● What is being asked: Check each line of the records below for the word "soft" and copy those where it appears.

<<<<

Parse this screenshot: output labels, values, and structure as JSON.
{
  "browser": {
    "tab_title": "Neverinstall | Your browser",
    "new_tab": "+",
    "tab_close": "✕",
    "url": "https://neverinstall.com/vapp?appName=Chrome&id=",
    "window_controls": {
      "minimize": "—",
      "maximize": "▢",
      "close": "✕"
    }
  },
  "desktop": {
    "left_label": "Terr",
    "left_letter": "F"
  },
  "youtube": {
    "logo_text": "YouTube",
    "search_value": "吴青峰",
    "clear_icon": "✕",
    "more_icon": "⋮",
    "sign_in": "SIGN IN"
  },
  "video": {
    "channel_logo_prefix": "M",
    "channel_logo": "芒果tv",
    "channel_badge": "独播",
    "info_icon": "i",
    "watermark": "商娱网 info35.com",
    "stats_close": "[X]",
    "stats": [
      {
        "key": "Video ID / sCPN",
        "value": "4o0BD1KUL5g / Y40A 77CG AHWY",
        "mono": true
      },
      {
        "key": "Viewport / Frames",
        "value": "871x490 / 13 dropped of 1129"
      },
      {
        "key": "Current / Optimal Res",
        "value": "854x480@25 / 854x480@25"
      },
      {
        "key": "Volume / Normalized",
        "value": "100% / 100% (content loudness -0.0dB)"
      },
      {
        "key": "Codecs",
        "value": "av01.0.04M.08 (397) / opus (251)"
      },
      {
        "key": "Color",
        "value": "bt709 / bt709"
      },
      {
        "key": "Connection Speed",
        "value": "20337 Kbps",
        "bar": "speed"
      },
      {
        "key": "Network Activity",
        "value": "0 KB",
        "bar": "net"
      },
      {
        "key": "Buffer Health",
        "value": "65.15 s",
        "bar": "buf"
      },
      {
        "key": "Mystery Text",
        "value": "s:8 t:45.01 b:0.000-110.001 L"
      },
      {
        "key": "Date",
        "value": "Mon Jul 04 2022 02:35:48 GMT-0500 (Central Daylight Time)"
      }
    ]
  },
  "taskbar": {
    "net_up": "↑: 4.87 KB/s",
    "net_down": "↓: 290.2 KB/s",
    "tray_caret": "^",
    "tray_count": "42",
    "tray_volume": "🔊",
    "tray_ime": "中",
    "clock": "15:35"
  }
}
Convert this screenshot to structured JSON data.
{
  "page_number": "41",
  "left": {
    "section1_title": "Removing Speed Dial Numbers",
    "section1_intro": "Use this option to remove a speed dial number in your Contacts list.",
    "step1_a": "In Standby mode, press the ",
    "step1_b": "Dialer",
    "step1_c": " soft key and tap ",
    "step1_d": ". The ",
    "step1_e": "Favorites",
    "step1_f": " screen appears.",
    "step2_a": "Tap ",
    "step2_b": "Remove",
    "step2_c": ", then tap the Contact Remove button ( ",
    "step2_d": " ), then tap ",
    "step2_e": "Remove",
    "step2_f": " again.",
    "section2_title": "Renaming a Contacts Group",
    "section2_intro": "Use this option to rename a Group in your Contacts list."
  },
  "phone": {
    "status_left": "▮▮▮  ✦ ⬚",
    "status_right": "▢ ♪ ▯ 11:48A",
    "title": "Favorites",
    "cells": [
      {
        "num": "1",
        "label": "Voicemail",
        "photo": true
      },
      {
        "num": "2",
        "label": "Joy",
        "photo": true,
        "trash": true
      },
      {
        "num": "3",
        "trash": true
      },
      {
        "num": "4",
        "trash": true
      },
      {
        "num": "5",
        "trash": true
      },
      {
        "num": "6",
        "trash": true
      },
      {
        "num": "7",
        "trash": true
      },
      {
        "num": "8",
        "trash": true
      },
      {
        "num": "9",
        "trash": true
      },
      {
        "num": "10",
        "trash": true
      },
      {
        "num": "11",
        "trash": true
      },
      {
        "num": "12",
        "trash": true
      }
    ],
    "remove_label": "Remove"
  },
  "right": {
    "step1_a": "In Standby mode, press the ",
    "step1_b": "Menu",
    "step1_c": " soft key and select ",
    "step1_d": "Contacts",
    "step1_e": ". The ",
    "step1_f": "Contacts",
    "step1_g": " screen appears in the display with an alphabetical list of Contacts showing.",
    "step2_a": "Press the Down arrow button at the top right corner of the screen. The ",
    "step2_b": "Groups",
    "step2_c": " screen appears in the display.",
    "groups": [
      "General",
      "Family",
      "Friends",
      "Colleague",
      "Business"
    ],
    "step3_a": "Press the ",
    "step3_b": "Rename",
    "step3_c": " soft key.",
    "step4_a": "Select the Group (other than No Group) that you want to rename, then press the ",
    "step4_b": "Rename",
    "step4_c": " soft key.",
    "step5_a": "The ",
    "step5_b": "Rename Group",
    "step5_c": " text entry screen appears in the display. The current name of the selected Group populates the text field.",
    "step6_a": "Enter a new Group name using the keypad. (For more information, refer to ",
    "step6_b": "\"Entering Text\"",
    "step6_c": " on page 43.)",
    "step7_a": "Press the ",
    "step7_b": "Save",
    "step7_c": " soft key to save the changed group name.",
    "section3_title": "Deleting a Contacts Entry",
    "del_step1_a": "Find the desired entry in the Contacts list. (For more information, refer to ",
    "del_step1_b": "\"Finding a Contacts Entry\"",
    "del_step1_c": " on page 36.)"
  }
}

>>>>

● Finished task:
    "step1_c": " soft key and tap ",
    "step1_c": " soft key and select ",
    "step3_c": " soft key.",
    "step4_c": " soft key.",
    "step7_c": " soft key to save the changed group name.",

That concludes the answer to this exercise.